Another argument is that 3D failed to meet expectations. The questions here is whose expectations? Yes, there were a lot of expectations riding on the success of the 3DTV, as we were going into in a world recession and falling sales numbers for TV overall. Many hoped that 3DTV would renew the interest of consumers to throw out their 2-to-4-year-old TV and buy a brand new one. As it turned out, this was not in the books for the CE industry. Average sales prices of 3D sets versus their 2D counterparts plummeted to almost equal values for smaller sets today. At this point 3D is a feature that makes a lot of sense for buyers of smaller sets up to 37-inch as they got the 3D feature basically for free.
When we take a look at the forecast numbers published by market researchers worldwide, we see that these numbers varied widely. In the next graph, we compare these forecast numbers for all forecasts published in the 2008 to 2011 timeframe. Most of the higher forecasts are from 2011, reflecting an industry feeling or desiring for the success of 3D. Nevertheless, so far 3DTV sales are actually at the upper range of these forecasts. This should not be reason to lead to disappointment, but to a celebration of the success.
So, why is it that we see so many articles and hear so many opinions on the failure of 3D in the market? Is there an underlying regional issue with 3D in different regions of the world? If you believe market research data of 3DTV sales around the globe, this is certainly the case. The U.S. is actually a slow adopter of this new technology compared to other regions, like Europe and China, for example.
Comparing TV set sales is one thing, but is there actually also a lack of interest in 3D in the U.S.? To answer this question we took a look at search-term density for the term “3D” on a worldwide basis. Google allows you see how many searches originate from each country for a specific search term. Searching for the term “3D” as the most generic term in this field, we divided the number of searches per month by the number of inhabitants for each country to arrive at the search term density to get a feel for the worldwide interest in 3D. The result is shown in the next graph.
As can be seen, the U.S. is indeed a more lukewarm type of country when it comes to 3D compared to Europe and some parts of the Near East. The U.S. matches countries like Australia and Argentina when it comes to 3D. The top country: Turkey! Central Europe and Canada are all ahead of the U.S. in this regard as well.
Believing that everything is well in 3D land would be a big mistake and could jeopardize the overall efforts of the 3D introduction. We need to constantly improve on the delivery and availability of good 3D content to convert more people into 3D believers. This is the only way to ensure long-time success.
So far, we have lived by the market push of CE companies, which welcomed 3D technology as a way to increase TV sales. Excellent 3D content in ample quantities is one of the key conditions for 3D to become the market leader in TV sales.
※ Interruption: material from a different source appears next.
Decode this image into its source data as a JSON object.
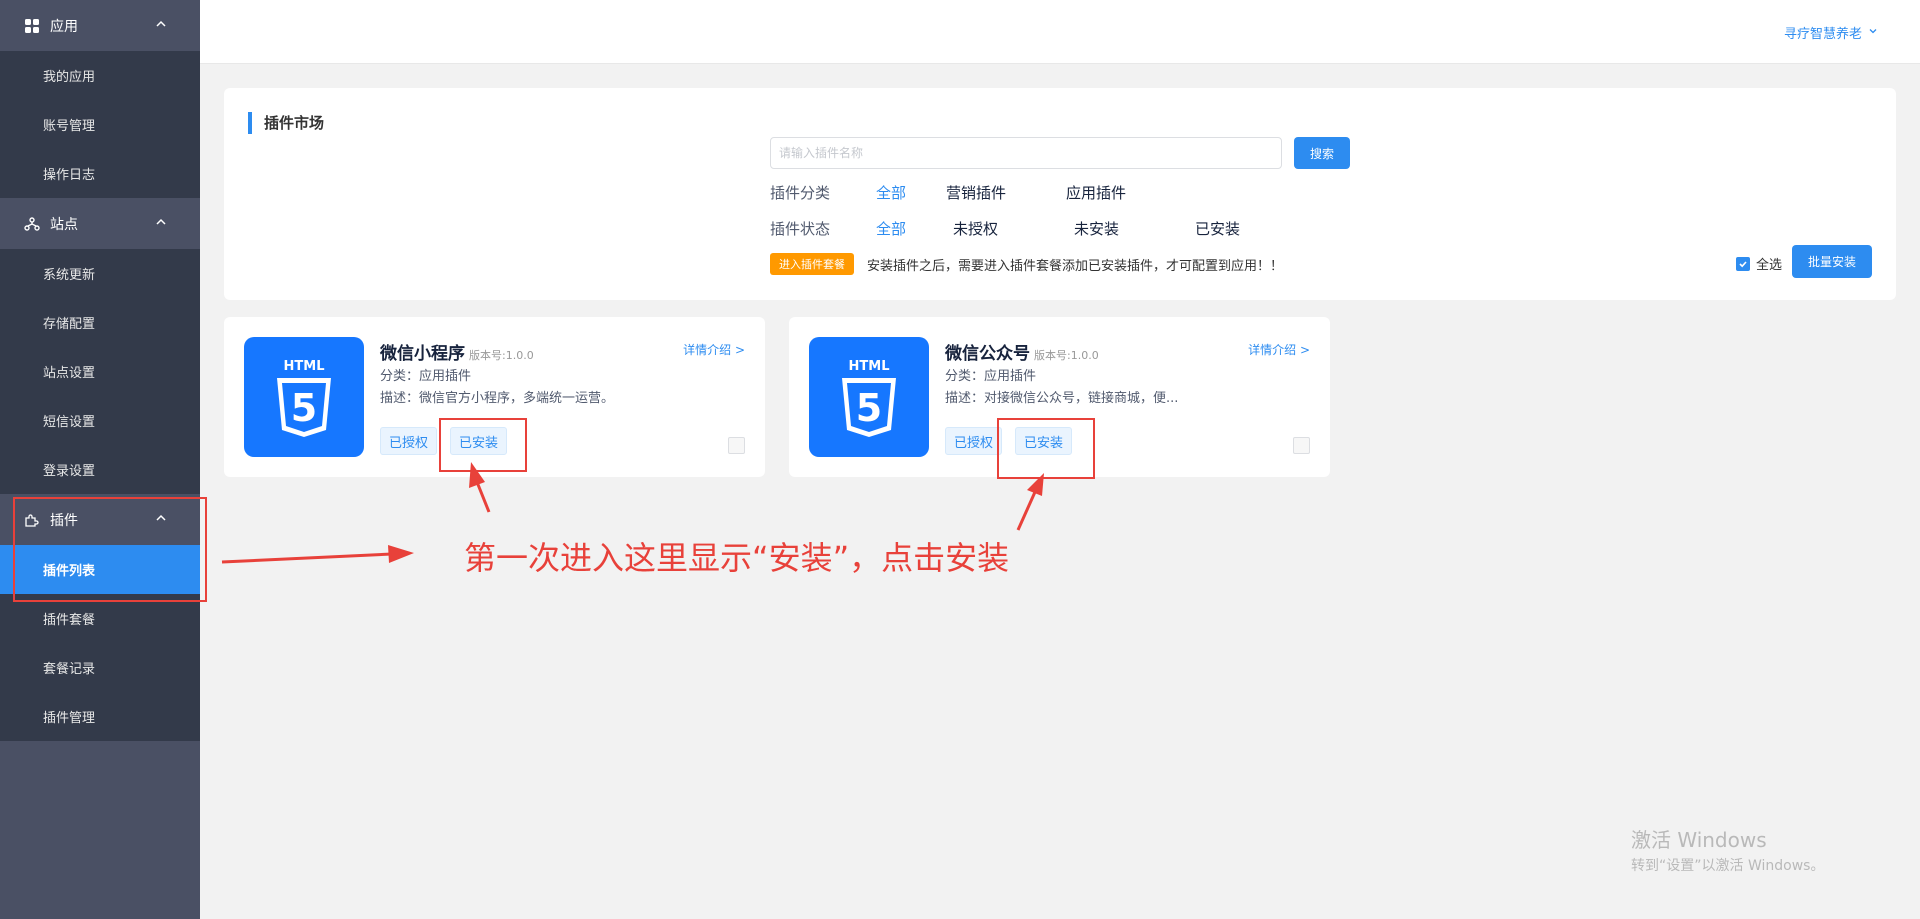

We need to move to a market pull situation, were consumers demand more and better 3D content, as well as improved and most likely glasses-free 3DTV technology.
The global interest in 3D ensures that we will reach this point in the not-so-distant future. As I said above — the 3D boom is just starting!
END OF ORIGINAL ARTICLE